Artist: Devin Townsend
Label: InsideOut Music
It’s no secret that Musicalypse follows Devin Townsend pretty closely. In the past year or two, Devy has mentioned having around five projects in the works. We were speculating on what they might be, thinking of The Moth (the penis symphony?), a collaboration with Steve Vai, and maybe another Ziltoid album, but the most obvious idea was, of course, another solo album.
After interviewing Townsend twice, and listening to his music, I’ve taken up the mindset that Hevy Devy is less of a musician and more of a person who uses music as an outlet to express the things that he needs to in order to feel comfortable in this weird ol’ world. With that in mind, his music lands all over the spectrum for me. Each album is an experience of its own, so I try to be open-minded and ready for anything, from love to hate.
The album opens with relaxing beach sounds via the intro track, “Castaway,” and it pretty quickly becomes evident (if you didn’t already noticed in the single “Genesis” or the album trailers) that this is going to be a pretty different album.

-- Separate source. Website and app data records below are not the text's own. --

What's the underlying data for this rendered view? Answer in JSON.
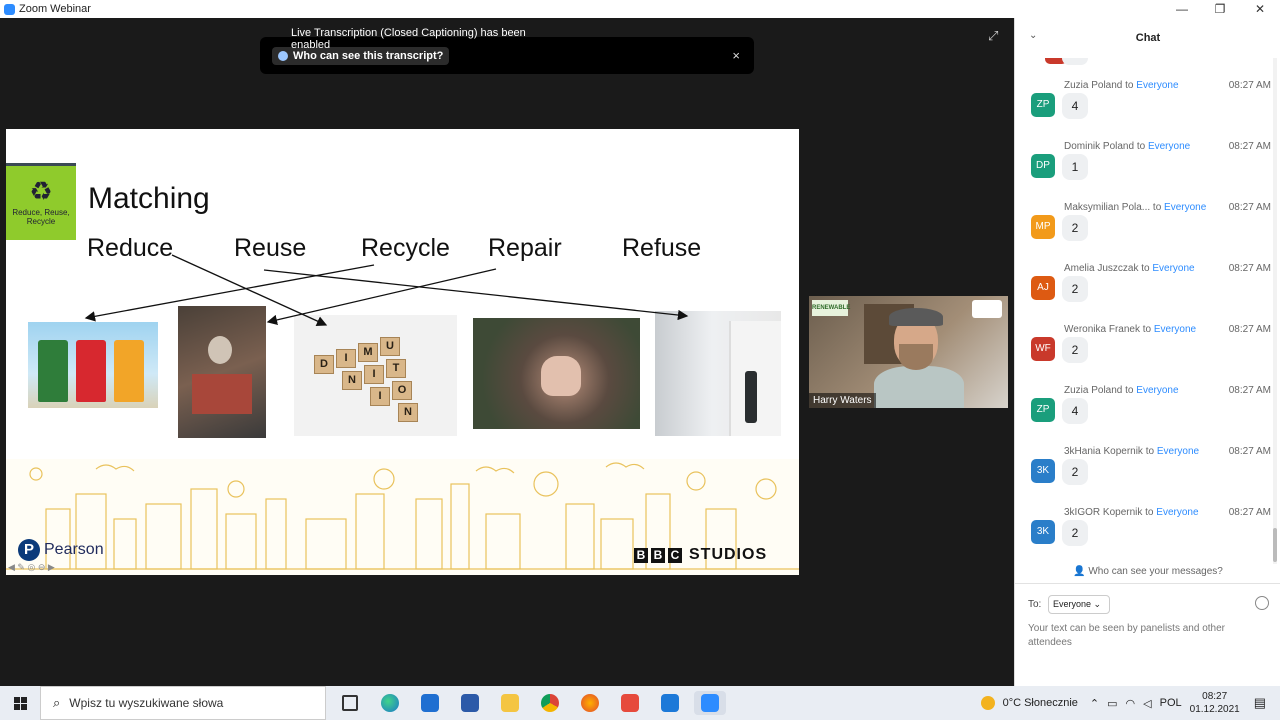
{
  "window": {
    "title": "Zoom Webinar",
    "minimize": "—",
    "maximize": "❐",
    "close": "✕"
  },
  "toast": {
    "message": "Live Transcription (Closed Captioning) has been enabled",
    "button": "Who can see this transcript?",
    "close": "×"
  },
  "slide": {
    "badge_label": "Reduce, Reuse, Recycle",
    "title": "Matching",
    "words": [
      "Reduce",
      "Reuse",
      "Recycle",
      "Repair",
      "Refuse"
    ],
    "tiles": [
      "D",
      "I",
      "M",
      "U",
      "N",
      "I",
      "T",
      "I",
      "O",
      "N"
    ],
    "brand_pearson": "Pearson",
    "brand_bbc": [
      "B",
      "B",
      "C"
    ],
    "brand_studios": "STUDIOS"
  },
  "speaker": {
    "name": "Harry Waters",
    "sign": "RENEWABLE"
  },
  "chat": {
    "title": "Chat",
    "messages": [
      {
        "initials": "ZP",
        "color": "#1a9e7c",
        "sender": "Zuzia Poland",
        "to_word": "to",
        "recipient": "Everyone",
        "time": "08:27 AM",
        "text": "4"
      },
      {
        "initials": "DP",
        "color": "#1a9e7c",
        "sender": "Dominik Poland",
        "to_word": "to",
        "recipient": "Everyone",
        "time": "08:27 AM",
        "text": "1"
      },
      {
        "initials": "MP",
        "color": "#f29a1a",
        "sender": "Maksymilian Pola...",
        "to_word": "to",
        "recipient": "Everyone",
        "time": "08:27 AM",
        "text": "2"
      },
      {
        "initials": "AJ",
        "color": "#dd5a12",
        "sender": "Amelia Juszczak",
        "to_word": "to",
        "recipient": "Everyone",
        "time": "08:27 AM",
        "text": "2"
      },
      {
        "initials": "WF",
        "color": "#c9392b",
        "sender": "Weronika Franek",
        "to_word": "to",
        "recipient": "Everyone",
        "time": "08:27 AM",
        "text": "2"
      },
      {
        "initials": "ZP",
        "color": "#1a9e7c",
        "sender": "Zuzia Poland",
        "to_word": "to",
        "recipient": "Everyone",
        "time": "08:27 AM",
        "text": "4"
      },
      {
        "initials": "3K",
        "color": "#2a7ec9",
        "sender": "3kHania Kopernik",
        "to_word": "to",
        "recipient": "Everyone",
        "time": "08:27 AM",
        "text": "2"
      },
      {
        "initials": "3K",
        "color": "#2a7ec9",
        "sender": "3kIGOR Kopernik",
        "to_word": "to",
        "recipient": "Everyone",
        "time": "08:27 AM",
        "text": "2"
      }
    ],
    "who_can_see": "Who can see your messages?",
    "to_label": "To:",
    "to_value": "Everyone",
    "placeholder": "Your text can be seen by panelists and other attendees"
  },
  "taskbar": {
    "search_placeholder": "Wpisz tu wyszukiwane słowa",
    "weather": "0°C  Słonecznie",
    "lang": "POL",
    "time": "08:27",
    "date": "01.12.2021"
  }
}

The music pretty much ranges the full spectrum from anything Townsend has ever listened to, from the heavier yet jungle-y “Evermore” all the way to the Disney song fused with growls that is “Why?”, or the near-reggae atmospheric chillout of “Borderlands.” “Spirits Will Collide” almost feels like it’s tapping into Enya’s mood, and “Requiem” is like listening through an extremely short movie score. Lastly, the album ends with “Singularity,” clocking in at 23 minutes and oddly enough, making the most cohesive sense of all the sounds on the album. I would go so far as to say that “Singularity” is the (objective) best song on the album; in spite of its length, all the transitions make the most sense… and it has a lot of transitions. The final track almost feels like a résumé of Townsend’s musical career, showing any style he’s ever worked with, as well as the new ones he’s trying now throughout the song, and ends on a note that feels beautiful and hopeful.
Empath is equal parts heavy metal, demon circus, musical, and complete and utter madness. I have suspicions that this album is representative of one of the following:
1. Devin Townsend has finally lost his mind
2. Devin Townsend is just fucking around with everyone and seeing what he can get away with
3. Devin Townsend is creating some form of artistic expression of things he’s experienced and it would be nigh impossible for the rest of the world to really understand it
I’d put my money on the last, if I were to place a bet. While I use the word “madness” I mean it, yet there is still sense in the music. It jumps and juxtaposes like you wouldn’t believe, but feels like it’s telling some sort of story. The album has so much random craziness, from steel drums to high falsetto, church choirs and blastbeats, but still, it also has a dramatic arc. Half of it is stuff that Townsend’s been fluent in since Strapping Young Lad and Ziltoid, while a lot of the orchestrations and unusual instruments sound like they’ve spawned from his recent desire to write a symphony.
After the first listen, we left the album feeling overwhelmed and confused, slightly violated, yet somehow wanting more. Once I had listened again some days later (after the shock had worn off), it began to make a lot more sense. The whole thing is really a mind-boggling experience one way or another, and I for one had a good time with it. I’m sure Empath will polarize Devin’s fans to the far ends of “brilliance” vs “complete garbage,” but the best part is that somehow, I got the feeling that Dev doesn’t care if we like the album or not. He did it because he can and felt like it, and it’s up to us to decide if we get it or not. That, perhaps, is one of his greatest qualities, and the thing that sets him above so many others.
3. Spirits Will Collide
6. Hear Me